Aim of the exercise:
Looking at the data that follows, count the lines containing the word "title" and write down only that count.

[Web page and app entries]
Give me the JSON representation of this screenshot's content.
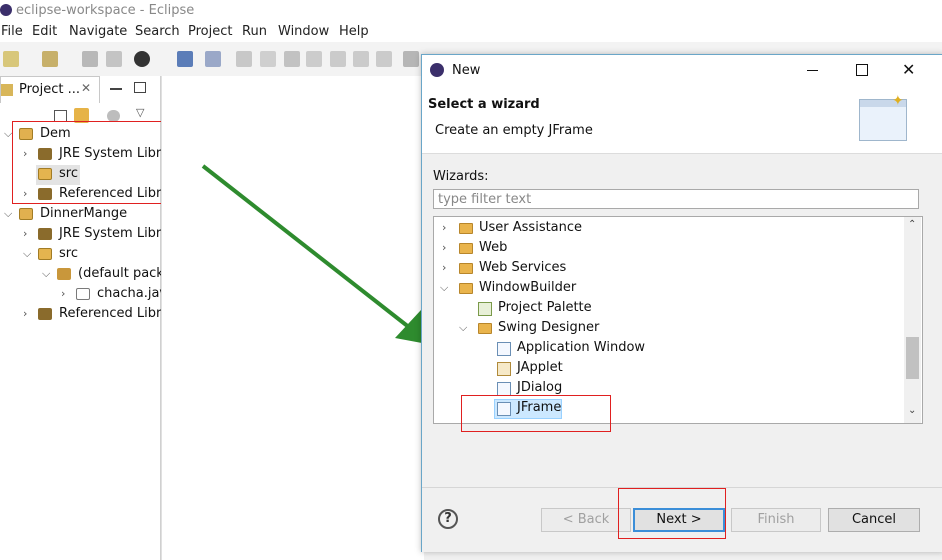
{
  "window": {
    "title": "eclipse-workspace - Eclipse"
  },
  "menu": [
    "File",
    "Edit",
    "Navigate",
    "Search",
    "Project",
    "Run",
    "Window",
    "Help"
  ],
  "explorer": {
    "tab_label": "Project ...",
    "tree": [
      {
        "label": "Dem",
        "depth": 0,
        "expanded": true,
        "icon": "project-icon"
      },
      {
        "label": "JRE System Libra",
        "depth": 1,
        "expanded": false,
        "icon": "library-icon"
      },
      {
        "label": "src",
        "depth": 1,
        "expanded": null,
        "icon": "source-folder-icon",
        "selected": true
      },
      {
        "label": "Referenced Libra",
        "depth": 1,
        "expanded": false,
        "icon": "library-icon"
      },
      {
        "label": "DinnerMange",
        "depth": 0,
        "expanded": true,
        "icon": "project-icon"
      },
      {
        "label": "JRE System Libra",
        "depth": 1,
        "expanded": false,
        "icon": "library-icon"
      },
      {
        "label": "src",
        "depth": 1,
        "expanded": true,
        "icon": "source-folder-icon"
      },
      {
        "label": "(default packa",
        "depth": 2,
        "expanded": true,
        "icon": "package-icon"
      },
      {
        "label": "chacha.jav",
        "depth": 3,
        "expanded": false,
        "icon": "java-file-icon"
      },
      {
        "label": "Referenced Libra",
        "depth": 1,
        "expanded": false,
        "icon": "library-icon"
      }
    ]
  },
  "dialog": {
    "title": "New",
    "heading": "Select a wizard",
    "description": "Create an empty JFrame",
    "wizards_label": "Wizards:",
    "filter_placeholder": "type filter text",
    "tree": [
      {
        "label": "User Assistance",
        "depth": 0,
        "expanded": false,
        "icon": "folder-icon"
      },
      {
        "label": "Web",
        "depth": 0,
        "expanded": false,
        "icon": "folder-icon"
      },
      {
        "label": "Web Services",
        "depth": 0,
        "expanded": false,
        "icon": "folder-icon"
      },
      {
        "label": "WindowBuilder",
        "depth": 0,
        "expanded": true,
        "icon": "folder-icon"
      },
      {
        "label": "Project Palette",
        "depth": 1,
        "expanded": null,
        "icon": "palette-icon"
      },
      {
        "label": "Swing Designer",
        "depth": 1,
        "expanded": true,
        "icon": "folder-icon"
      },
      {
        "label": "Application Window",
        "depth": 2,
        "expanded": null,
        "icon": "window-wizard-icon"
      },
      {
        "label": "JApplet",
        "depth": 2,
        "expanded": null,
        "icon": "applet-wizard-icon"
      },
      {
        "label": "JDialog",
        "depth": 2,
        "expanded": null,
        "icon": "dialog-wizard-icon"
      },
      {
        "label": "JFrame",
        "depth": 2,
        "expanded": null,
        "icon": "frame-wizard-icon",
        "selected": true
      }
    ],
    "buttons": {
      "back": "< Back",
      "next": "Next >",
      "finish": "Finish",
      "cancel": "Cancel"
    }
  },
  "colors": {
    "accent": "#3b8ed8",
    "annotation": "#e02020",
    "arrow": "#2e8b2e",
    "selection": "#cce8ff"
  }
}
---
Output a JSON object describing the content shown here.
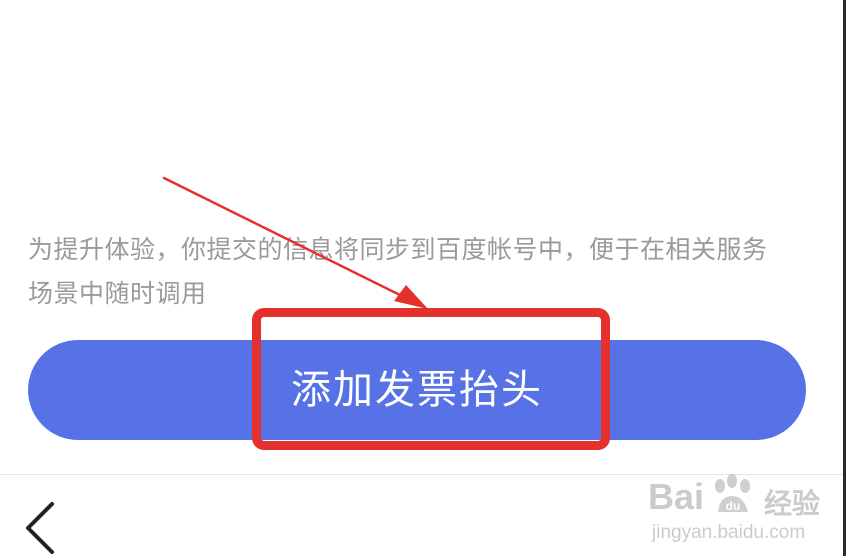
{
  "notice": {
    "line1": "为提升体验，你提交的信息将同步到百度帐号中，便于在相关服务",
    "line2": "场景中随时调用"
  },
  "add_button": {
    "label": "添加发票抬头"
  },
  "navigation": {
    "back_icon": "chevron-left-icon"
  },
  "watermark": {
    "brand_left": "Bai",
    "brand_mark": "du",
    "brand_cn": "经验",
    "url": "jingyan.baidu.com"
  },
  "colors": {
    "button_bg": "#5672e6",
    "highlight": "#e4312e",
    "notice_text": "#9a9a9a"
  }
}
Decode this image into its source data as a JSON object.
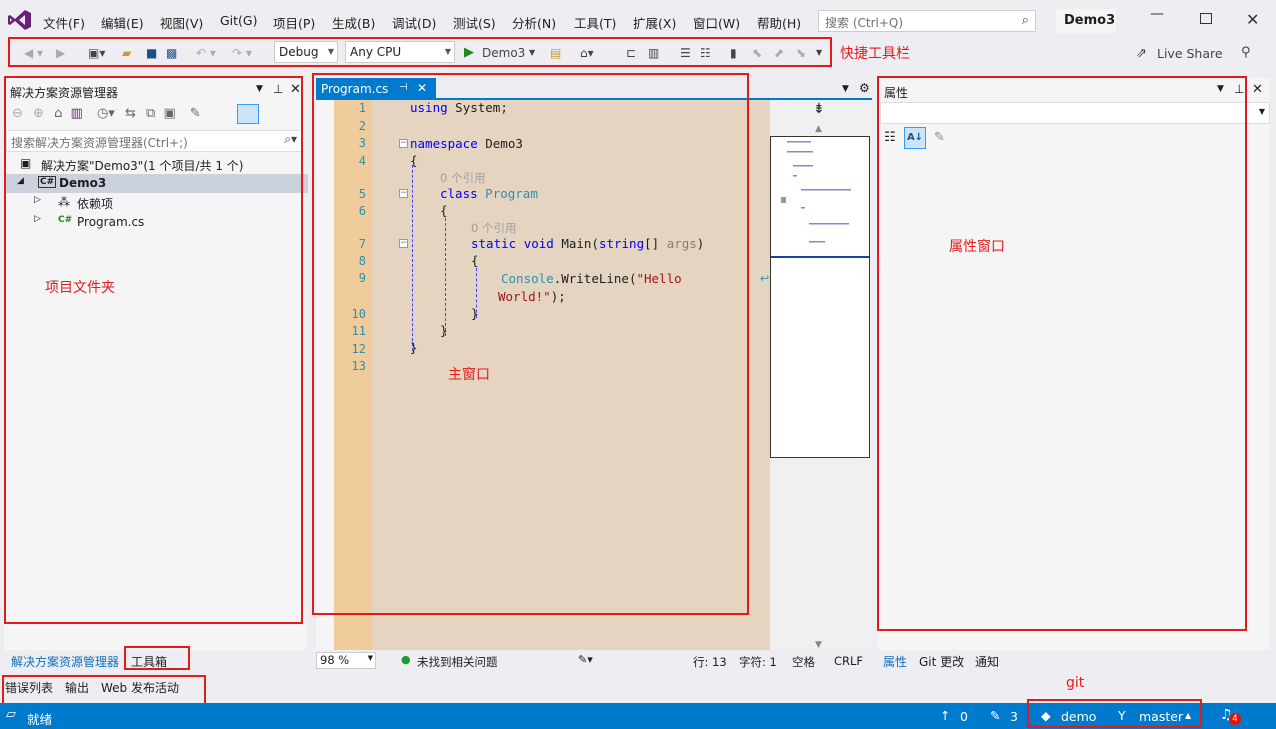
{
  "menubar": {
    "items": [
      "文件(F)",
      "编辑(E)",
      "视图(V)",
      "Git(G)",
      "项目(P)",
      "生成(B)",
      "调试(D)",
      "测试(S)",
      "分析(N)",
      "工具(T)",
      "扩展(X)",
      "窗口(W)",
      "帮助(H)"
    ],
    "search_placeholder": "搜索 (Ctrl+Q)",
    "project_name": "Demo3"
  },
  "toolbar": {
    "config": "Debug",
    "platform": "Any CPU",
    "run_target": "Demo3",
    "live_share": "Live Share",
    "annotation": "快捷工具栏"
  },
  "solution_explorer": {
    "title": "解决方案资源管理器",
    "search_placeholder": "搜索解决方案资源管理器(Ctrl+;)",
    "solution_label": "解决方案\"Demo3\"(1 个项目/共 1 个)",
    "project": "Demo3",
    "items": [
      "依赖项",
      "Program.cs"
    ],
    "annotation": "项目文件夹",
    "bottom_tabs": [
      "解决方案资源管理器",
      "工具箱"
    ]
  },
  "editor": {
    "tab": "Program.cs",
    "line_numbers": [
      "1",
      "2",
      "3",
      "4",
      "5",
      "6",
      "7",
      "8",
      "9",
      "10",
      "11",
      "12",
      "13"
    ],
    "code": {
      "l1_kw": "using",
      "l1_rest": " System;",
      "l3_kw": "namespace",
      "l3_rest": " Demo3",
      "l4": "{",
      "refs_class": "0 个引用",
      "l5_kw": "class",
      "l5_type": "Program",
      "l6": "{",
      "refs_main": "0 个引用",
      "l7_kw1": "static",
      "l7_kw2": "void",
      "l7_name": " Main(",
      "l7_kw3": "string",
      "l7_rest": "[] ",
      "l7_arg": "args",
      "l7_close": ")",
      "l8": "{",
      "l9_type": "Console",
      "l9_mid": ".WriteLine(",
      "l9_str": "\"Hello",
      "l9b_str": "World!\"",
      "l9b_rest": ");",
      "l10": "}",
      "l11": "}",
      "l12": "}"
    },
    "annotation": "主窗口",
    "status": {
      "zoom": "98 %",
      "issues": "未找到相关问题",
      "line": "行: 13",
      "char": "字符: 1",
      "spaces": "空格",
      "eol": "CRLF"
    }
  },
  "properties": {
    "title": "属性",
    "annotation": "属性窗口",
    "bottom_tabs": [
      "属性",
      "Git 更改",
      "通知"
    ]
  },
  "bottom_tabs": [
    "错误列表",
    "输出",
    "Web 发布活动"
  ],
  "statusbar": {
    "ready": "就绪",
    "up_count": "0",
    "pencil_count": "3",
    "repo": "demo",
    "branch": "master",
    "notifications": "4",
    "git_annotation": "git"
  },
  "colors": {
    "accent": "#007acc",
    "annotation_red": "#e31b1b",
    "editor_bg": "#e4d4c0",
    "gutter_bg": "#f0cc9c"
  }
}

Exercise answer:
4